DATE: June 1, 2016

PARTIES: Ms. P.M. (the Student) v. the School of Graduate Studies (SGS)
Hearing Date(s): May 25, 2016
Committee Members:
Professor Andrew Green, Chair
Professor Hugh Gunz
Mr. Ridwan Olow
Mr. Christopher Lang, Director, and Ms. Krista Osbourne, Administrative Assistant, Appeals, Discipline and Faculty Grievances
For the Student Appellant:
Ms. P.M., the Appellant (“the Student”)
For SGS:
Mr. Robert A. Centa, Counsel
Professor Luc De Nil, Vice Dean, SGS
Ms. Emma Thatcher, Associate Director, Graduate Affairs, SGS
School of Graduate Studies – reinstatement to program – Student failed two courses – personal and familial difficulties – Departmental policy recommends expulsion when students fail two courses – new medical evidence was of too limited a nature to support a finding that the GAAB had been unreasonable – in some cases, it is appropriate for the Committee to take the Student’s actions following the events central to the appeal into account, but here taking the Student’s later successes into account did not affect the reasonability of the GAAB decision – Student’s unsuccessful appeal of one of the failed courses contributed to the reasonability of the GAAB’s decision – appeal dismissed
Appeal from the SGS’s decision to terminate the Student’s registration in her Program. The Student failed two courses in the Department of Civil Engineering, and pursuant to the Department’s policies, the Department recommended that the Student withdraw from the Program and the SGS terminated her registration. The Student appealed the termination to the Graduate Academic Appeals Board. The GAAB dismissed the appeal, noting that despite its sympathy for the Student’s personal and familial difficulties, her failed courses (one of which had been appealed at three levels; see Report #379) justified the Department’s recommendation for termination.
The Student then appealed to the Academic Appeals Committee. The Committee emphasized that its role was to decide whether the GAAB decision upholding the termination was reasonable, and not to revisit the failures of the courses themselves. The Student adduced new medical evidence that had not been before the GAAB, but the Committee concluded that neither the SGS nor the GAAB would have come to a different conclusion if they had had this information; because of its limited nature, the new medical evidence did not support a finding that the GAAB decision was unreasonable. The Committee noted that it may, in some cases, be appropriate for the SGS to take into account the performance of a student in courses taken subsequent to the events central to the appeal; a complete exclusion of such information would be unfair to the students and may in some cases lead to an unreasonable termination decision. However, in this case, the Committee concluded that even taking into account the Student’s academic success following her failures the GAAB decision was not unreasonable.
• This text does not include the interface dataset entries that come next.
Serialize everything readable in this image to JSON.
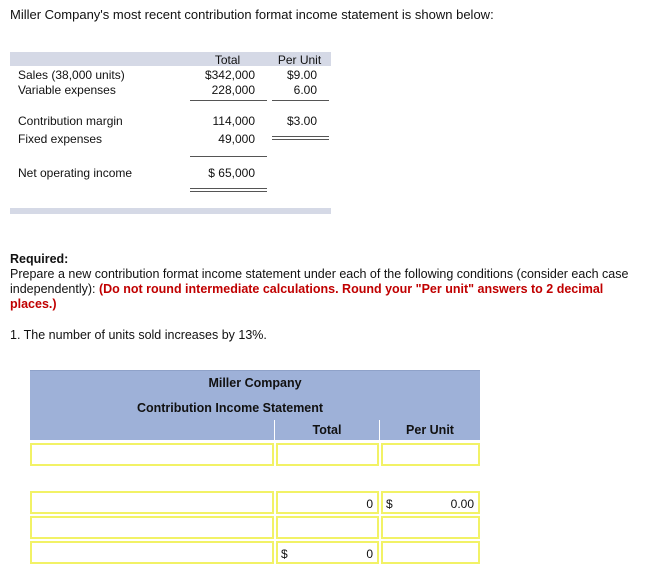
{
  "intro": "Miller Company's most recent contribution format income statement is shown below:",
  "statement": {
    "col_total": "Total",
    "col_per_unit": "Per Unit",
    "rows": [
      {
        "label": "Sales (38,000 units)",
        "total": "$342,000",
        "per_unit": "$9.00"
      },
      {
        "label": "Variable expenses",
        "total": "228,000",
        "per_unit": "6.00"
      },
      {
        "label": "Contribution margin",
        "total": "114,000",
        "per_unit": "$3.00"
      },
      {
        "label": "Fixed expenses",
        "total": "49,000",
        "per_unit": ""
      },
      {
        "label": "Net operating income",
        "total": "$ 65,000",
        "per_unit": ""
      }
    ]
  },
  "required": {
    "heading": "Required:",
    "text": "Prepare a new contribution format income statement under each of the following conditions (consider each case independently):",
    "instruction": "(Do not round intermediate calculations. Round your \"Per unit\" answers to 2 decimal places.)"
  },
  "question": "1. The number of units sold increases by 13%.",
  "answer_table": {
    "company": "Miller Company",
    "title": "Contribution Income Statement",
    "col_total": "Total",
    "col_per_unit": "Per Unit",
    "rows": [
      {
        "label": "",
        "cur_total": "",
        "total": "",
        "cur_unit": "",
        "per_unit": ""
      },
      {
        "label": "",
        "cur_total": "",
        "total": "0",
        "cur_unit": "$",
        "per_unit": "0.00"
      },
      {
        "label": "",
        "cur_total": "",
        "total": "",
        "cur_unit": "",
        "per_unit": ""
      },
      {
        "label": "",
        "cur_total": "$",
        "total": "0",
        "cur_unit": "",
        "per_unit": ""
      }
    ]
  }
}
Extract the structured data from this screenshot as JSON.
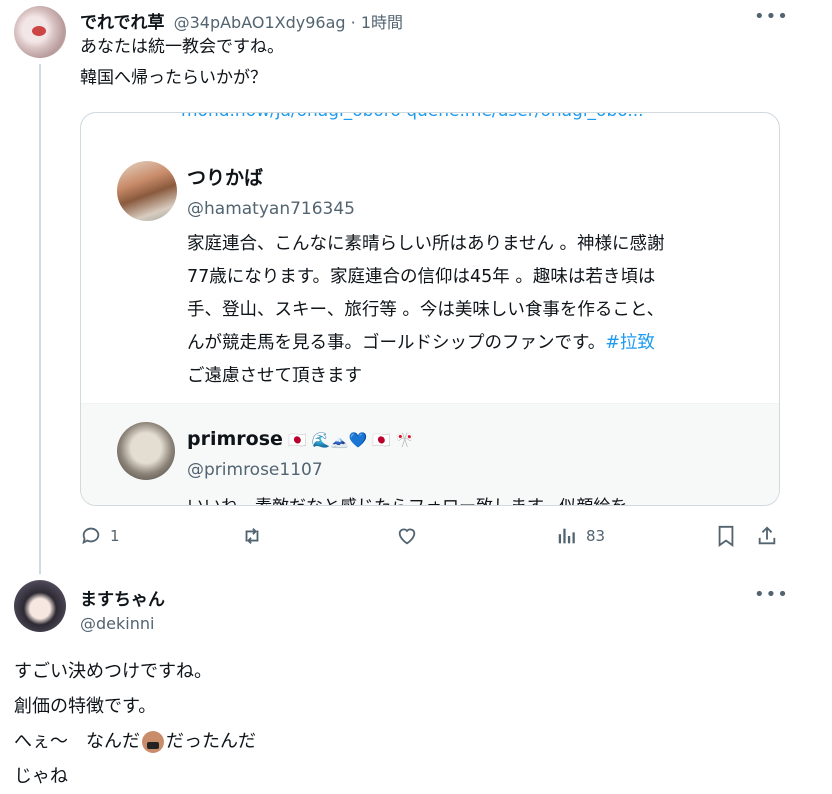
{
  "tweet1": {
    "display_name": "でれでれ草",
    "handle": "@34pAbAO1Xdy96ag",
    "time": "1時間",
    "separator": "·",
    "text": "あなたは統一教会ですね。\n韓国へ帰ったらいかが？",
    "card": {
      "top_link": "mond.how/ja/onagi_oboro   quene.me/user/onagi_obo...",
      "profile": {
        "name": "つりかば",
        "handle": "@hamatyan716345",
        "bio_lines": [
          "家庭連合、こんなに素晴らしい所はありません 。神様に感謝",
          "77歳になります。家庭連合の信仰は45年 。趣味は若き頃は",
          "手、登山、スキー、旅行等 。今は美味しい食事を作ること、",
          "んが競走馬を見る事。ゴールドシップのファンです。",
          "ご遠慮させて頂きます"
        ],
        "bio_hashtag": "#拉致"
      },
      "sub_profile": {
        "name": "primrose",
        "emoji": "🇯🇵 🌊🗻💙 🇯🇵 🎌",
        "handle": "@primrose1107",
        "cut_text": "いいね、素敵だなと感じたらフォロー致します。似顔絵を"
      }
    },
    "actions": {
      "reply_count": "1",
      "retweet_count": "",
      "like_count": "",
      "views_count": "83"
    }
  },
  "tweet2": {
    "display_name": "ますちゃん",
    "handle": "@dekinni",
    "text_lines": [
      "すごい決めつけですね。",
      "創価の特徴です。",
      "へぇ～　なんだ",
      "だったんだ",
      "じゃね"
    ]
  },
  "colors": {
    "link": "#1d9bf0",
    "secondary": "#536471",
    "border": "#cfd9de"
  }
}
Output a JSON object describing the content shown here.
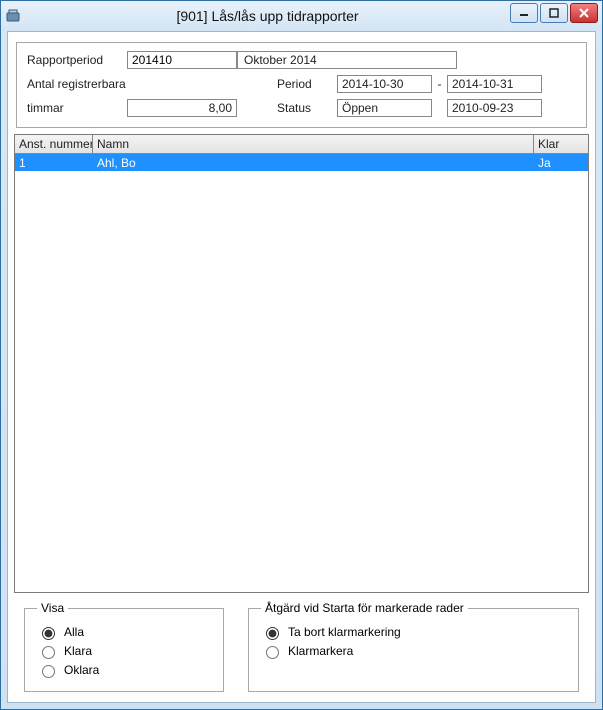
{
  "window": {
    "title": "[901]  Lås/lås upp tidrapporter"
  },
  "form": {
    "rapportperiod_label": "Rapportperiod",
    "rapportperiod_value": "201410",
    "month_display": "Oktober 2014",
    "antal_label_line1": "Antal registrerbara",
    "antal_label_line2": "timmar",
    "antal_value": "8,00",
    "period_label": "Period",
    "period_from": "2014-10-30",
    "period_sep": "-",
    "period_to": "2014-10-31",
    "status_label": "Status",
    "status_value": "Öppen",
    "status_date": "2010-09-23"
  },
  "table": {
    "headers": {
      "nr": "Anst. nummer",
      "namn": "Namn",
      "klar": "Klar"
    },
    "rows": [
      {
        "nr": "1",
        "namn": "Ahl, Bo",
        "klar": "Ja"
      }
    ]
  },
  "filter": {
    "legend": "Visa",
    "alla": "Alla",
    "klara": "Klara",
    "oklara": "Oklara"
  },
  "action": {
    "legend": "Åtgärd vid Starta för markerade rader",
    "remove": "Ta bort klarmarkering",
    "mark": "Klarmarkera"
  }
}
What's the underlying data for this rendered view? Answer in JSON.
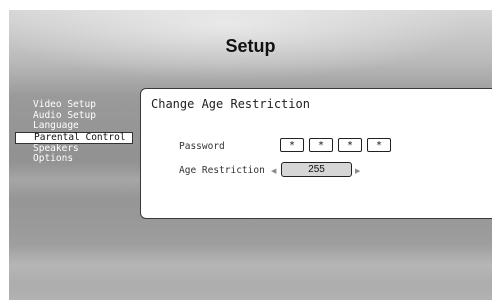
{
  "header": {
    "title": "Setup"
  },
  "menu": {
    "items": [
      {
        "label": "Video Setup",
        "selected": false
      },
      {
        "label": "Audio Setup",
        "selected": false
      },
      {
        "label": "Language",
        "selected": false
      },
      {
        "label": "Parental Control",
        "selected": true
      },
      {
        "label": "Speakers",
        "selected": false
      },
      {
        "label": "Options",
        "selected": false
      }
    ]
  },
  "panel": {
    "title": "Change Age Restriction",
    "password_label": "Password",
    "password_mask": [
      "*",
      "*",
      "*",
      "*"
    ],
    "age_label": "Age Restriction",
    "age_value": "255",
    "arrow_left": "◀",
    "arrow_right": "▶"
  }
}
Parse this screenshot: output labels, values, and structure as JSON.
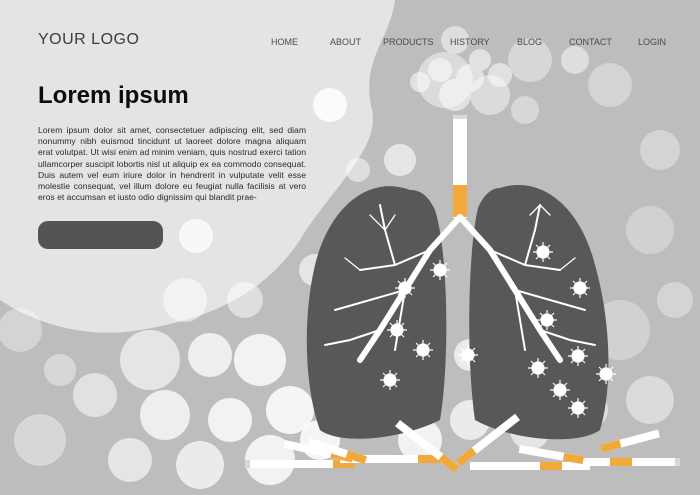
{
  "header": {
    "logo": "YOUR LOGO",
    "nav": [
      {
        "id": "home",
        "label": "HOME"
      },
      {
        "id": "about",
        "label": "ABOUT"
      },
      {
        "id": "products",
        "label": "PRODUCTS"
      },
      {
        "id": "history",
        "label": "HISTORY"
      },
      {
        "id": "blog",
        "label": "BLOG"
      },
      {
        "id": "contact",
        "label": "CONTACT"
      },
      {
        "id": "login",
        "label": "LOGIN"
      }
    ]
  },
  "hero": {
    "title": "Lorem ipsum",
    "body": "Lorem ipsum dolor sit amet, consectetuer adipiscing elit, sed diam nonummy nibh euismod tincidunt ut laoreet dolore magna aliquam erat volutpat. Ut wisi enim ad minim veniam, quis nostrud exerci tation ullamcorper suscipit lobortis nisl ut aliquip ex ea commodo consequat. Duis autem vel eum iriure dolor in hendrerit in vulputate velit esse molestie consequat, vel illum dolore eu feugiat nulla facilisis at vero eros et accumsan et iusto odio dignissim qui blandit prae-",
    "cta_label": ""
  },
  "illustration": {
    "subject": "lungs with virus particles and cigarettes",
    "colors": {
      "lung": "#585858",
      "bronchi": "#ffffff",
      "filter": "#f2a93b",
      "paper": "#ffffff",
      "background": "#bdbdbd",
      "panel": "#e3e3e3"
    }
  }
}
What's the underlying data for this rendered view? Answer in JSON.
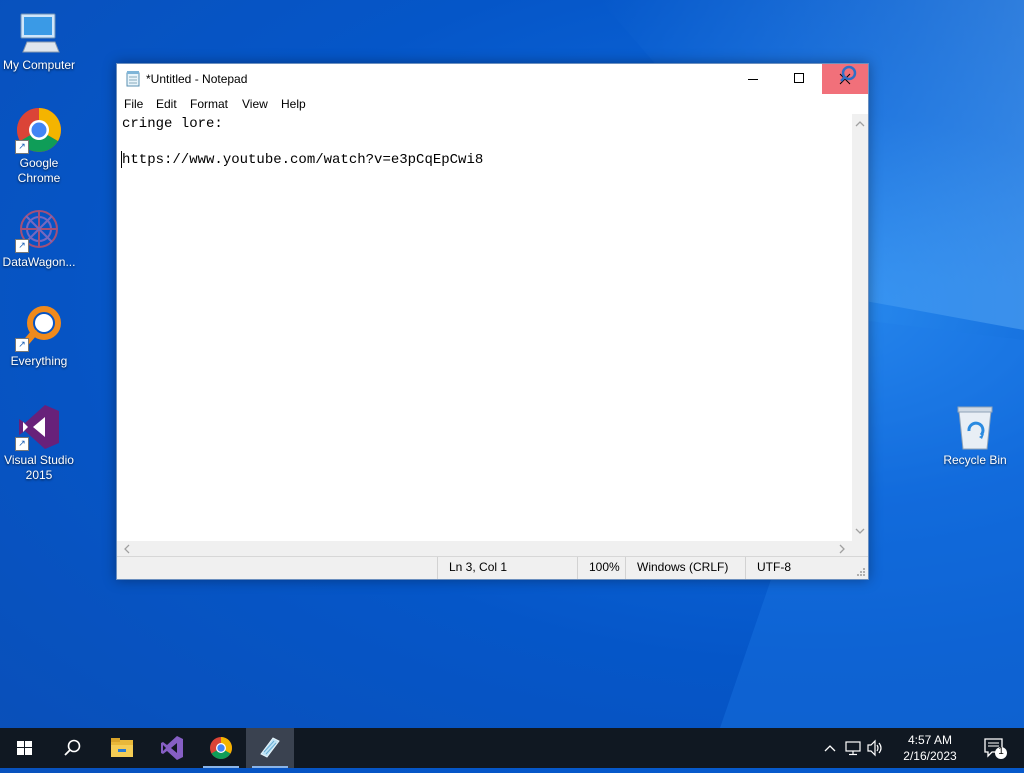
{
  "desktop": {
    "icons": [
      {
        "label": "My Computer"
      },
      {
        "label": "Google Chrome"
      },
      {
        "label": "DataWagon..."
      },
      {
        "label": "Everything"
      },
      {
        "label": "Visual Studio 2015"
      },
      {
        "label": "Recycle Bin"
      }
    ]
  },
  "notepad": {
    "title": "*Untitled - Notepad",
    "menu": [
      "File",
      "Edit",
      "Format",
      "View",
      "Help"
    ],
    "lines": [
      "cringe lore:",
      "",
      "https://www.youtube.com/watch?v=e3pCqEpCwi8"
    ],
    "status": {
      "position": "Ln 3, Col 1",
      "zoom": "100%",
      "line_endings": "Windows (CRLF)",
      "encoding": "UTF-8"
    }
  },
  "taskbar": {
    "items": [
      {
        "name": "start-icon"
      },
      {
        "name": "search-icon"
      },
      {
        "name": "file-explorer-icon"
      },
      {
        "name": "visual-studio-icon"
      },
      {
        "name": "chrome-icon"
      },
      {
        "name": "notepad-icon"
      }
    ],
    "time": "4:57 AM",
    "date": "2/16/2023",
    "notification_count": "1"
  }
}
The Committee concluded that the SGS followed a fair process in making its decision, citing the warnings provided to the Student and opportunities she had to provide information to the SGS and to appeal the underlying marks. It was reasonable for the GAAB to uphold the SGS decision based on the fact that the Student was unsuccessful in her appeals related to one of the failed courses and that she did not appeal the second course. Appeal dismissed.